“We judge that the ANC will win the election with a margin of victory wide enough to ensure that it will control the interim government. The ANC might even win more than two-thirds of the seats in the new national legislature, which would allow it to monopolise the drafting of the final constitution.” (4)
Coming just ahead of South Africa’s first fully democratic elections in April 2004 the CIA believes there is really only one major hurdle to be overcome – the threat from the far-right. After noting that violence was on the increase it arrived at this conclusion:
“Coup plotting by rightwing elements within the security forces is under way. A coup would be difficult to coordinate and seems unlikely to occur under current conditions, but a climate more conducive to a coup could develop quickly – and even a failed coup attempt could disrupts the electoral schedule.” (3)
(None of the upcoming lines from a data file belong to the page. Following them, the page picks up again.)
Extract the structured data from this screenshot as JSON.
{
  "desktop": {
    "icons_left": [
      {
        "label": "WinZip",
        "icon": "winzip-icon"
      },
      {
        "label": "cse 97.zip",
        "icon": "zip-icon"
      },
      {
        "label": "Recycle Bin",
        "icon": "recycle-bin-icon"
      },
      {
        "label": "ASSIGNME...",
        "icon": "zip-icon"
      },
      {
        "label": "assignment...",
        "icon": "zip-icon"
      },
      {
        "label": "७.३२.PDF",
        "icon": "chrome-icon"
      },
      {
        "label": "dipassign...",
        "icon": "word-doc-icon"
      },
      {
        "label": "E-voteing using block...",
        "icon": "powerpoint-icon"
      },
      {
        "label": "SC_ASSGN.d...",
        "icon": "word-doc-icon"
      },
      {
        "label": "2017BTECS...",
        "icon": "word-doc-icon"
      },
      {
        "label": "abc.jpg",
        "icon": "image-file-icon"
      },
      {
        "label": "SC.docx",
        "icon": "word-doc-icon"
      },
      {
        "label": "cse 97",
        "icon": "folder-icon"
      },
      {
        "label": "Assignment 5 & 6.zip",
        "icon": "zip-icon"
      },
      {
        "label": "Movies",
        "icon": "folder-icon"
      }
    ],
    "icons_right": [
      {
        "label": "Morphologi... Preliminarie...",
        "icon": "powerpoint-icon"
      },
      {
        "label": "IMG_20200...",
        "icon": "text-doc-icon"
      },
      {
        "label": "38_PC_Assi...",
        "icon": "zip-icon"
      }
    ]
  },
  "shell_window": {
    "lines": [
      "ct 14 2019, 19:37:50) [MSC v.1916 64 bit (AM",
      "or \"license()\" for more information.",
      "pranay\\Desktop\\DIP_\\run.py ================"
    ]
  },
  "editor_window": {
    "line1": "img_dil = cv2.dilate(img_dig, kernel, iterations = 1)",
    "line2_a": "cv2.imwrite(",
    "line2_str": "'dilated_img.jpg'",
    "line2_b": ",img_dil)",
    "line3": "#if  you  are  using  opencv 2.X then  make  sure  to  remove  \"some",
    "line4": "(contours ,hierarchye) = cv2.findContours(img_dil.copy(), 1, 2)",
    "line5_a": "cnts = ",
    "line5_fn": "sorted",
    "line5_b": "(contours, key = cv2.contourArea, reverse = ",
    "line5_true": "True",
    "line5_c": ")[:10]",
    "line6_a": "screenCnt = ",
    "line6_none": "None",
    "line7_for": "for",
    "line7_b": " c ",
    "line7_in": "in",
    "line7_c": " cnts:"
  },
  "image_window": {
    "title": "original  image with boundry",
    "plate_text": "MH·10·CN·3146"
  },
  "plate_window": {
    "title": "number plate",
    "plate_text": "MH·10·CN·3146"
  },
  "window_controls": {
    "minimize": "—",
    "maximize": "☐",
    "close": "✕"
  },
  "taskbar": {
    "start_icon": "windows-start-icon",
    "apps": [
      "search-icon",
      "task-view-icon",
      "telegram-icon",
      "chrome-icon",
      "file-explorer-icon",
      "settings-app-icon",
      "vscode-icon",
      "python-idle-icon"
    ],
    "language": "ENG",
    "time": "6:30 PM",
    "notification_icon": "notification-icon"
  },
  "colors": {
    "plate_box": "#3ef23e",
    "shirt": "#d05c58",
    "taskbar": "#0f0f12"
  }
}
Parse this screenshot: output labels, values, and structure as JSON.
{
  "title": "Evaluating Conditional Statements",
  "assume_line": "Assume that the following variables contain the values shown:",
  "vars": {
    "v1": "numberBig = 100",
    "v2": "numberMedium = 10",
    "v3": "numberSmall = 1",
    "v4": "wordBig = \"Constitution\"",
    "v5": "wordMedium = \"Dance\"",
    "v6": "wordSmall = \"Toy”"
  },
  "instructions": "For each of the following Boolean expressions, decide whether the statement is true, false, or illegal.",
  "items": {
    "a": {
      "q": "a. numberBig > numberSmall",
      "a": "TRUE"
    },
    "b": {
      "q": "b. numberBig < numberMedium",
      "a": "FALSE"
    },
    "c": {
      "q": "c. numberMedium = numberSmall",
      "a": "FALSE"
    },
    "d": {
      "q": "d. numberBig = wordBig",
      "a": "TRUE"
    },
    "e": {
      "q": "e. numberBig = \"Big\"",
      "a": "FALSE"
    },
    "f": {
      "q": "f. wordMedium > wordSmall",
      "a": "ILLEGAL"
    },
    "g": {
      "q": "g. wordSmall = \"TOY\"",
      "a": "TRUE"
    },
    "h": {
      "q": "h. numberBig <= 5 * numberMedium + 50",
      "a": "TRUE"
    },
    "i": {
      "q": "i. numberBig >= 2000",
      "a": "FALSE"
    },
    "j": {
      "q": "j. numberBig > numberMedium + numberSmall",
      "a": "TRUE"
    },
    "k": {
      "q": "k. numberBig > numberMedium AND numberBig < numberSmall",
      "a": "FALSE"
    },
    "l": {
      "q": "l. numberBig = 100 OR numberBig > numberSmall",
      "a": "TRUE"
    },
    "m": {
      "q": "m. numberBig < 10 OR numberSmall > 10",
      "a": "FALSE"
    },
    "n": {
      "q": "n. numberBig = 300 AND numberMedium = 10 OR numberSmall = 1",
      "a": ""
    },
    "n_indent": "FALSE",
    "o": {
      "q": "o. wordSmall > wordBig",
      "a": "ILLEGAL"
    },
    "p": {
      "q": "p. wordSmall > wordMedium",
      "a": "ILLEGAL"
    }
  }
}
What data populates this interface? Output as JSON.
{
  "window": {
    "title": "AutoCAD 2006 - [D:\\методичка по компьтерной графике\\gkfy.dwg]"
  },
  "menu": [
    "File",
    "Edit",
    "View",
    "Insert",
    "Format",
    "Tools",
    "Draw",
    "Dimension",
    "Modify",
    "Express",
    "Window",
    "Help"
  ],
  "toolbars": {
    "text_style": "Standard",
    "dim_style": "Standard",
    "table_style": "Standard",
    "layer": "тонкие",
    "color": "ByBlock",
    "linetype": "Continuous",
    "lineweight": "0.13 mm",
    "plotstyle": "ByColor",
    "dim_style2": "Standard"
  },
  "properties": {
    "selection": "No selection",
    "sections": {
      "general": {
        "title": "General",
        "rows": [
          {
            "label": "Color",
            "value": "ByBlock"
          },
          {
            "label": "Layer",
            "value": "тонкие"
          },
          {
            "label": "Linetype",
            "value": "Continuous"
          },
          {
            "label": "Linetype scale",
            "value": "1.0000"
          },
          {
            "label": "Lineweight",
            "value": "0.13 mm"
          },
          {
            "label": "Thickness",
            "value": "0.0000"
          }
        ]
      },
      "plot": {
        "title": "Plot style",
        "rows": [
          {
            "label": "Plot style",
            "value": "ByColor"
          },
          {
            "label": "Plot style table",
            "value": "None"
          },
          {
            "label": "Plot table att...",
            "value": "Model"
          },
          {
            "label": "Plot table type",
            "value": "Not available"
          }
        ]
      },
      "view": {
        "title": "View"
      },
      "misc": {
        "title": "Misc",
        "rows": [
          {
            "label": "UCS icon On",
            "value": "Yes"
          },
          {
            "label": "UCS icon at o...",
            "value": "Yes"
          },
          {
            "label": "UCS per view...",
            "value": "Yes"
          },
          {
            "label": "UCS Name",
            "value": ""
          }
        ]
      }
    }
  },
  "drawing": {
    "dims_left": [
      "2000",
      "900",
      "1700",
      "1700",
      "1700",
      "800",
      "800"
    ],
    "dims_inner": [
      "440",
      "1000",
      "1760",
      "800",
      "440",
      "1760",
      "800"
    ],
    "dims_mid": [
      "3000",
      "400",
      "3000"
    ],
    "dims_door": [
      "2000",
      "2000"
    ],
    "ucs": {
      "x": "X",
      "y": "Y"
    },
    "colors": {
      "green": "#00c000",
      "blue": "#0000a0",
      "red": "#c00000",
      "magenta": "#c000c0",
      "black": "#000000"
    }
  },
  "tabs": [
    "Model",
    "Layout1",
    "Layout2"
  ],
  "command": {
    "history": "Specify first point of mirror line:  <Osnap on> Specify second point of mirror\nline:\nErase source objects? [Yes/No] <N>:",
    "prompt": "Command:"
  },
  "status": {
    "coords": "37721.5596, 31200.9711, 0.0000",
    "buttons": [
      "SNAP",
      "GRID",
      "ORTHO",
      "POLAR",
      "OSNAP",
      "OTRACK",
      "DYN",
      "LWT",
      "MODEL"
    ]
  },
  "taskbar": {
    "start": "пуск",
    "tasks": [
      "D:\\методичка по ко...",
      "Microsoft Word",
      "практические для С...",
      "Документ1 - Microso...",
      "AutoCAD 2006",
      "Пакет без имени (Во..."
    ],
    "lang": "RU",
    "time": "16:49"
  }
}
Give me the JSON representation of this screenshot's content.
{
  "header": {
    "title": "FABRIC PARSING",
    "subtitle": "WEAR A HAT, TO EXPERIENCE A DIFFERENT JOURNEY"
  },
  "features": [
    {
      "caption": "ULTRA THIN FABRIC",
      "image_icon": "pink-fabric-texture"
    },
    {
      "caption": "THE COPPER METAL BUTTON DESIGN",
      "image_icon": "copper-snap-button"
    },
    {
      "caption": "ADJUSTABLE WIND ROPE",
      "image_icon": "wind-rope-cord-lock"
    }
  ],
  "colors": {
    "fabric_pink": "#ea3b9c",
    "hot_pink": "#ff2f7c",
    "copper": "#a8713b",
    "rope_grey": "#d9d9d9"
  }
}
If there was such a coup it would provoke a violent reaction. “The scenario could range from the current rate of bloodshed and fighting to a high-intensity conflict in which a central government, vastly superior in military resources got involved…..A civil war would impose costs on neighbouring countries in cross-border refugee populations, and disruption in the flows of vital commodities from and through South Africa.” (5)
Once elected the CIA believes the ANC will have a “nine in 10 chance” of surviving for the remainder of the year, but would come under concerted pressure from the far right.
“The most pressing business of a new ANC government will be to defuse hostile black conservatives and white rightists. It is unclear whether white extremists of the IFP will pose the greater threat. The two forces might act in tandem to undermine an ANC government.” (7)
The Agency points out that whites are routinely armed and that most had some form of military training. They were dangerous and the CIA predicts that “Militant Afrikaners will resort to terrorism, among other tactics, to harass an ANC-led government and to try to gain greater autonomy.” (7) Given the hold of far right groups on the civil service and industry the Agency regards them as a serious threat.
“No matter which path the AVF chooses, one of its members, the neo-Nazi Afrikaner Resistance Movement – which has over 50,000 supporters and several thousand well-trained paramilitary troops – and some 130 other white extremist groups will plot assassinations and conduct bombings.” (8)
Given these threats there is some mulling over of what the US might do. Its ability to affect major developments, the CIA believes, is “limited.” Gone is the optimism of the previous report that South Africans will listen to outside advice. And should the worst come to the worst even military action under the UN is seen as improbable.
“ While the top parties welcome international election observers, they do not favour using a UN peacekeeping forces to safeguard the election. If key parties, most notably the ANC, suddenly changed their stance on this issue, we judge that the costs and risks of such a ‘short fuse’ mission would be prohibitively high. A large-scale UN peacekeeping mission almost certainly could not be pulled together in time and, even if it could, would not guarantee that the election would be free, fair or peaceful. Moreover, the mission of such a force would quickly become controversial if the security situation began to deteriorate significantly.” (12)
In summary, the CIA believed South Africa was, for better or worse, on its own. In this, at least, they were correct.
These three documents – none of which record any directions to agents or prescriptions for US government action – reveal an intelligence agency that is both more reasonable and less informed than some would have expected. These are not the conclusions of a ferociously right-wing organisation, attempting to intervene in world affairs at the drop of a hat. Rather, they are sober, cautious assessments. Some of the conclusions were wide of the mark, but they were not unreasonable. All one can say is that it might have been expected that they would have been better informed than they were in practice. Perhaps we over-estimates the abilities of governments and their intelligence services to know what is taking place.